A Guide To DBS Checks For Dentists & Dental Workers
The dental profession is an important part of society. As well as private dentists, there are many NHS dentists in the UK.
Dentists and dental workers often work with children and vulnerable adults, and as such they will need to get criminal background checks to assess suitability.
In this brief guide, we’ll look at DBS Checks for dentists, including the level of check needed and how to apply for them online.
Which dentistry roles require DBS Checks?
Each dental practice and dental practitioner needs to decide which DBS Checks are appropriate for the different roles within the dental practice. Most dentistry roles will require a Standard or Enhanced DBS Check as they are responsible roles and often include safeguarding concerns.
The types of dentistry roles that need a Standard or Enhanced DBS Check are dentists, dental nurses, and dental technicians. In some cases, front-of-house employees such as receptionists may also need a DBS Check, but they may only require a Basic DBS Check.
New dentists that are applying to work for NHS England will need to submit an application for an Enhanced DBS Check.

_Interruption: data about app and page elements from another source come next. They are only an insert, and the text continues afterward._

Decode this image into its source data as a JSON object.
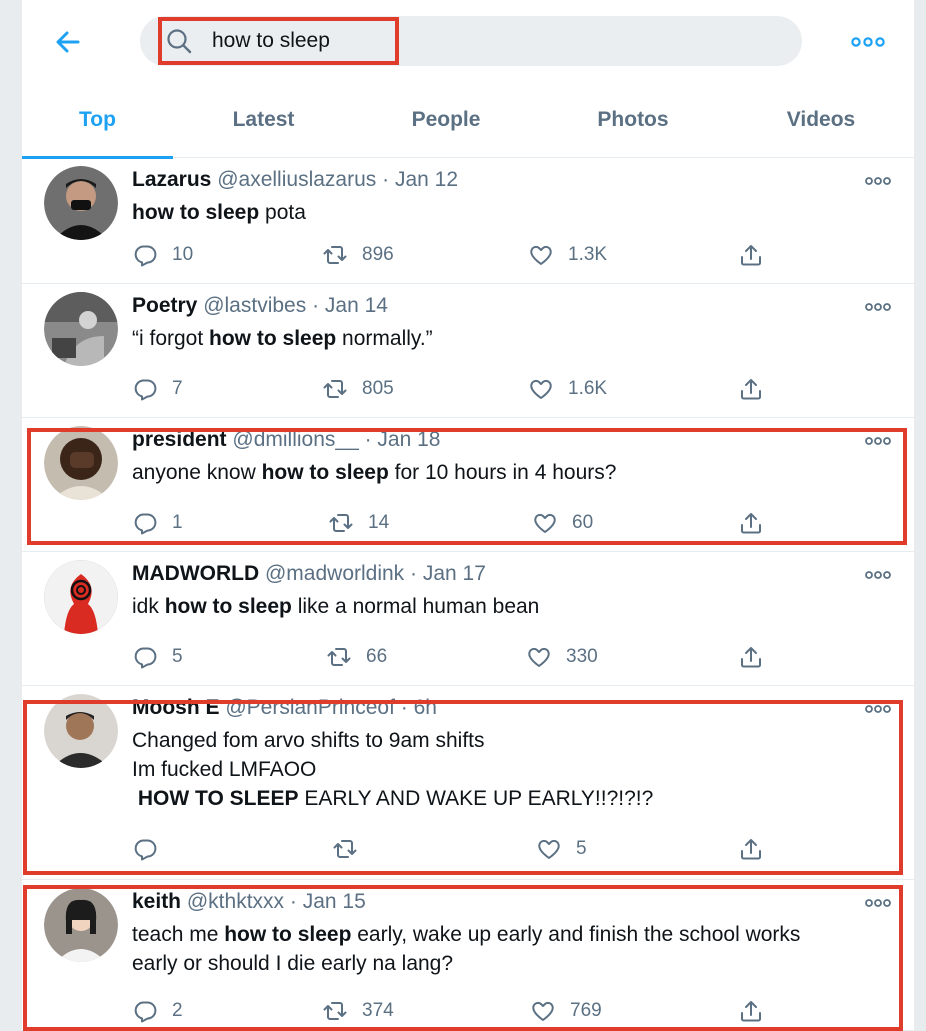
{
  "search": {
    "query": "how to sleep"
  },
  "tabs": [
    {
      "label": "Top",
      "active": true
    },
    {
      "label": "Latest",
      "active": false
    },
    {
      "label": "People",
      "active": false
    },
    {
      "label": "Photos",
      "active": false
    },
    {
      "label": "Videos",
      "active": false
    }
  ],
  "tweets": [
    {
      "name": "Lazarus",
      "handle": "@axelliuslazarus",
      "date": "Jan 12",
      "text_parts": [
        {
          "t": "how to sleep",
          "b": true
        },
        {
          "t": " pota",
          "b": false
        }
      ],
      "replies": "10",
      "retweets": "896",
      "likes": "1.3K",
      "highlighted": false
    },
    {
      "name": "Poetry",
      "handle": "@lastvibes",
      "date": "Jan 14",
      "text_parts": [
        {
          "t": "“i forgot ",
          "b": false
        },
        {
          "t": "how to sleep",
          "b": true
        },
        {
          "t": " normally.”",
          "b": false
        }
      ],
      "replies": "7",
      "retweets": "805",
      "likes": "1.6K",
      "highlighted": false
    },
    {
      "name": "president",
      "handle": "@dmillions__",
      "date": "Jan 18",
      "text_parts": [
        {
          "t": "anyone know ",
          "b": false
        },
        {
          "t": "how to sleep",
          "b": true
        },
        {
          "t": " for 10 hours in 4 hours?",
          "b": false
        }
      ],
      "replies": "1",
      "retweets": "14",
      "likes": "60",
      "highlighted": true
    },
    {
      "name": "MADWORLD",
      "handle": "@madworldink",
      "date": "Jan 17",
      "text_parts": [
        {
          "t": "idk ",
          "b": false
        },
        {
          "t": "how to sleep",
          "b": true
        },
        {
          "t": " like a normal human bean",
          "b": false
        }
      ],
      "replies": "5",
      "retweets": "66",
      "likes": "330",
      "highlighted": false
    },
    {
      "name": "Moosh E",
      "handle": "@PersianPrinceof",
      "date": "6h",
      "text_parts": [
        {
          "t": "Changed fom arvo shifts to 9am shifts\nIm fucked LMFAOO\n ",
          "b": false
        },
        {
          "t": "HOW TO SLEEP",
          "b": true
        },
        {
          "t": " EARLY AND WAKE UP EARLY!!?!?!?",
          "b": false
        }
      ],
      "replies": "",
      "retweets": "",
      "likes": "5",
      "highlighted": true
    },
    {
      "name": "keith",
      "handle": "@kthktxxx",
      "date": "Jan 15",
      "text_parts": [
        {
          "t": "teach me ",
          "b": false
        },
        {
          "t": "how to sleep",
          "b": true
        },
        {
          "t": " early, wake up early and finish the school works\nearly or should I die early na lang?",
          "b": false
        }
      ],
      "replies": "2",
      "retweets": "374",
      "likes": "769",
      "highlighted": true
    }
  ],
  "colors": {
    "accent": "#1da1f2",
    "secondary_text": "#5b7083",
    "annotation": "#e03c2c"
  },
  "icons": {
    "back": "arrow-left-icon",
    "search": "search-icon",
    "more": "more-icon",
    "reply": "reply-icon",
    "retweet": "retweet-icon",
    "like": "heart-icon",
    "share": "share-icon"
  }
}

In other words, all NHS dentists are required to get an Enhanced DBS Check.
An Enhanced DBS Check reveals any spent or unspent convictions, cautions, warnings, and reprimands that are on an individual’s criminal record.

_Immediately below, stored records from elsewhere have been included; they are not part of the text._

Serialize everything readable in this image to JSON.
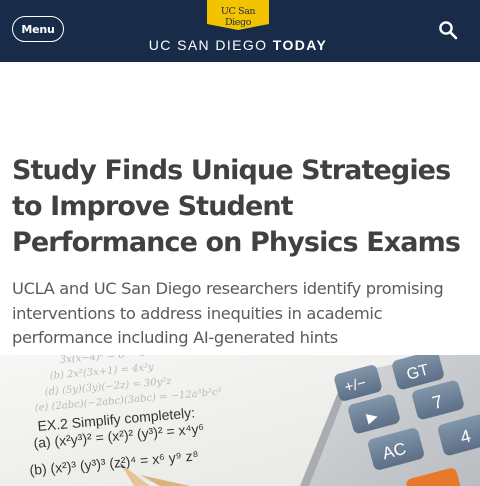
{
  "header": {
    "menu_label": "Menu",
    "logo_text": "UC San Diego",
    "site_title_regular": "UC SAN DIEGO ",
    "site_title_bold": "TODAY",
    "search_icon": "search-icon",
    "colors": {
      "navy": "#182b49",
      "gold": "#f3c300"
    }
  },
  "article": {
    "title": "Study Finds Unique Strategies to Improve Student Performance on Physics Exams",
    "subtitle": "UCLA and UC San Diego researchers identify promising interventions to address inequities in academic performance including AI-generated hints"
  },
  "hero": {
    "paper_lines": [
      "EX.2 Simplify completely:",
      "(a) (x²y³)² = (x²)² (y³)² = x⁴y⁶",
      "(b) (x²)³ (y³)³ (z²)⁴ = x⁶ y⁹ z⁸"
    ],
    "calculator_keys": [
      "+/−",
      "GT",
      "▶",
      "7",
      "AC",
      "4"
    ]
  }
}
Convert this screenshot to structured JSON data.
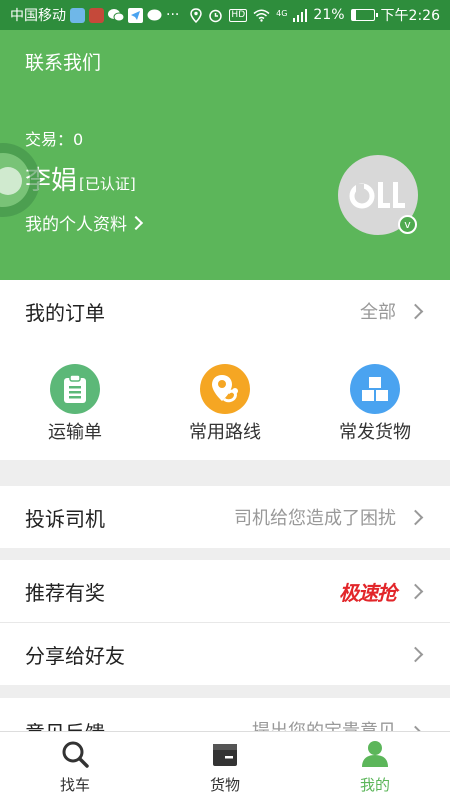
{
  "statusbar": {
    "carrier": "中国移动",
    "icons": [
      "app-notification-icon",
      "app-notification-icon",
      "wechat-icon",
      "telegram-icon",
      "message-icon",
      "more-icon"
    ],
    "more": "···",
    "hd": "HD",
    "network": "4G",
    "battery": "21%",
    "battery_level": 0.21,
    "time": "下午2:26"
  },
  "header": {
    "contact": "联系我们",
    "trades_label": "交易：",
    "trades_value": "0",
    "name": "李娟",
    "verified": "[已认证]",
    "profile_link": "我的个人资料",
    "avatar_badge": "v"
  },
  "orders": {
    "title": "我的订单",
    "all": "全部",
    "items": [
      {
        "label": "运输单",
        "icon": "clipboard-icon",
        "color": "#5cb878"
      },
      {
        "label": "常用路线",
        "icon": "route-pin-icon",
        "color": "#f5a623"
      },
      {
        "label": "常发货物",
        "icon": "boxes-icon",
        "color": "#4aa3f0"
      }
    ]
  },
  "complaint": {
    "title": "投诉司机",
    "hint": "司机给您造成了困扰"
  },
  "referral": {
    "title": "推荐有奖",
    "promo": "极速抢"
  },
  "share": {
    "title": "分享给好友"
  },
  "feedback": {
    "title": "意见反馈",
    "hint": "提出您的宝贵意见"
  },
  "nav": [
    {
      "label": "找车",
      "icon": "search-icon"
    },
    {
      "label": "货物",
      "icon": "cargo-box-icon"
    },
    {
      "label": "我的",
      "icon": "person-icon",
      "active": true
    }
  ],
  "colors": {
    "brand_green": "#5cb65a",
    "statusbar_green": "#2e8d3c",
    "promo_red": "#e2262a"
  }
}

There is an exemption from the rule that all NHS dentists need an Enhanced DBS Check before starting their role.
Vocational dental practitioners may be accepted as NHS dentists without one, but they will need to get an Enhanced DBS Certificate within two months of starting.
What is the difference between the different levels of DBS Check?
Basic DBS Checks reveal only unspent convictions and conditional cautions.
Standard DBS Checks reveal spent and unspent convictions, cautions, warnings, and reprimands.
Enhanced DBS Checks also reveal spent and unspent convictions, cautions, warnings, and reprimands, as well as any additional relevant information and notes that are held in local police records.
In certain cases, particularly regulated activities, employers and organisations such as the NHS need to also request a DBS barred list check, which involves searching through the DBS barred list to make sure that the individual is not banned from working with children or vulnerable adults due to the nature of past crimes.
A regulated activity is one that involves direct, unsupervised contact with children or vulnerable adults on a frequent basis (four or more types over a thirty day period).
Do dentists need a new DBS Check if they change jobs?
If a dentist moves from one practice to another, it is recommended that they get an up to date DBS Check.
However, if the dentist is moving from one role to another in the same practice, they may not need a new DBS Check and it depends on the policy of the dental practice.
Ideally, anyone applying to be a dentist or dental worker, or changing jobs from one practice to another, should submit an application for a DBS Check. They should also disclose any convictions, cautions, warnings, or reprimands that exist on their criminal record before submitting the application, to show that they are honest.
Summary of DBS Checks for dentists and dental workers
Anybody that works as a dentist for the NHS is required to get an Enhanced DBS Check in order to be accepted. They may also need a barred list check if the role is classed as a regulated activity.
If they are not working for the NHS, then DBS requirements will depend on the policy of the private dental practice. In general, most practices will ask for either a Standard or Enhanced DBS Check for dentists.
Dental workers other than dentists, such as technicians and hygienists may need a DBS Check too. Receptionists may not need a DBS Check or they may only be requested to get a Basic DBS Check.
If you want to find out more about DBS Checks for dentists and dental workers, or you have any other questions related to DBS Checks, feel free to contact us today for more information.